Got up very early and left Abuja at 6.30am to avoid the worst of the traffic (and hoping that the police would still be in bed) and because we have another long drive today. Fortunately the east of Nigeria is proving to be a bit more chilled out than the west and the roads were much quieter. There were also fewer checkpoints and no-one caused us any trouble. It's more rural on this side, with people living in mud huts again. There's so much wealth in Nigeria, it's easy to forget that beyond the fast cars and posh hotels there are still lots of people living with very little. We'd heard we could camp for free up at the Obudu Cattle Range - on a plateau right at the top of the beautiful Sonkwala Mountains. It was a fantastic drive, with hair-pin bends (although, as normal, the views are obscured by the harmattan), but when we asked about camping we were quoted a third of the room rate - far more money than we had left (we couldn't even have afforded a meal). So we drove all the way back down and found somewhere to bush camp. It seems that Nigeria just isn't working out for us!

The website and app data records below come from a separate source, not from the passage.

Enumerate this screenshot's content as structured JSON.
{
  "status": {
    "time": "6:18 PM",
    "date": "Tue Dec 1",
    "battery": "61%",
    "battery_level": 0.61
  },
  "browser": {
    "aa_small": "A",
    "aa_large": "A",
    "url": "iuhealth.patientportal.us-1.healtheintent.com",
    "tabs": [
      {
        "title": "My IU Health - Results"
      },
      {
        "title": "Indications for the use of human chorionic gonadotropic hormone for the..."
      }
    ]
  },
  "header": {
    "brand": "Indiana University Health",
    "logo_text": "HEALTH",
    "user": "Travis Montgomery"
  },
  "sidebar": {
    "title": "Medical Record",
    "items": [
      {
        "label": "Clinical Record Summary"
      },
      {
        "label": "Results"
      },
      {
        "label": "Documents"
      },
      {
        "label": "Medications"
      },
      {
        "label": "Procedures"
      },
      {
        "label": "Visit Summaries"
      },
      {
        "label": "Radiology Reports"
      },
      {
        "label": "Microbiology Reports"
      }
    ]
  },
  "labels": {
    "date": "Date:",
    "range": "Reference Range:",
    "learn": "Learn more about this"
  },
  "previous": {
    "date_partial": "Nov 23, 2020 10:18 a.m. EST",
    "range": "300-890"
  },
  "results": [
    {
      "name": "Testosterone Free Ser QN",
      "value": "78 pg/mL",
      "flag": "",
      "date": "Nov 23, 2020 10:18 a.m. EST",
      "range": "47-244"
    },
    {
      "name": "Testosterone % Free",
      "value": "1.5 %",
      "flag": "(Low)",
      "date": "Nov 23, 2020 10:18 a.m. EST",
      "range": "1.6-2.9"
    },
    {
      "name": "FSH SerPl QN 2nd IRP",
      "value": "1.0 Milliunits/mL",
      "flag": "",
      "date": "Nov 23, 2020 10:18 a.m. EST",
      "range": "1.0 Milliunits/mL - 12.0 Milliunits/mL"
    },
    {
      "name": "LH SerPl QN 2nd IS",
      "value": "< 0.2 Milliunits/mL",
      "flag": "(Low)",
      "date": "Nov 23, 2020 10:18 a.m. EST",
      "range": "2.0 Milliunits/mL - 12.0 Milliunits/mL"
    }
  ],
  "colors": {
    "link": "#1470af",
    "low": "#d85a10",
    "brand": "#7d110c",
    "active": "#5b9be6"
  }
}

Day 79 - Wednesday 09/01/08 - Obudu to Data Hotel, Mamfe (Cameroon)
We set off for the border feeling ready to leave Nigeria behind. Used up the last of our Naira on some fuel in Ikom. The road to the border on the Nigerian side was good and paved, and we were only stopped a couple of times at checkpoints. Just before the border some police tried to tell us that we'd been given the wrong entry stamp blah blah blah, but it was obvious they just wanted a bribe, so we just played the waiting game and eventually they got bored. Amazingly we weren't asked for any bribes at all for crossing the border - even at the bridge. So we happily crossed into Cameroon and were greeted by very friendly officials and all paperwork was carried out quickly.

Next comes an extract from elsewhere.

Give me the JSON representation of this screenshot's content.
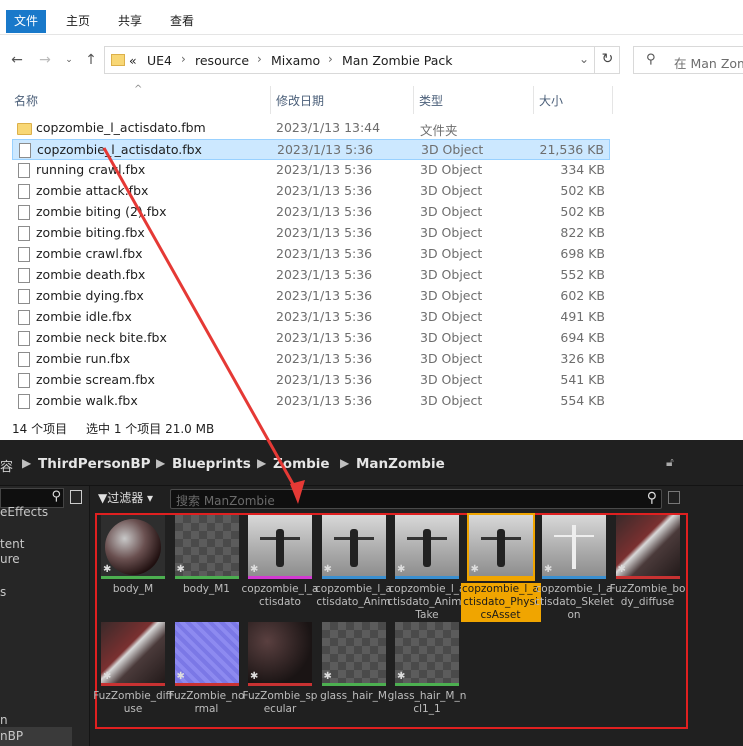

From the border, it's only 80 km to Mamfe, the nearest town, but the road is notorious. In the wet season it can be impassable, and there are huge bomb holes and ruts. It was no problem for us in the dry with a Land Rover, but it still took about three hours. We had lots of fun though - this feels like proper overlanding now. At the Data Hotel we met Gwen and Nick who've been overlanding from South Africa on a motorbike. Spent a great evening swapping stories and blowing our day's budget on beer.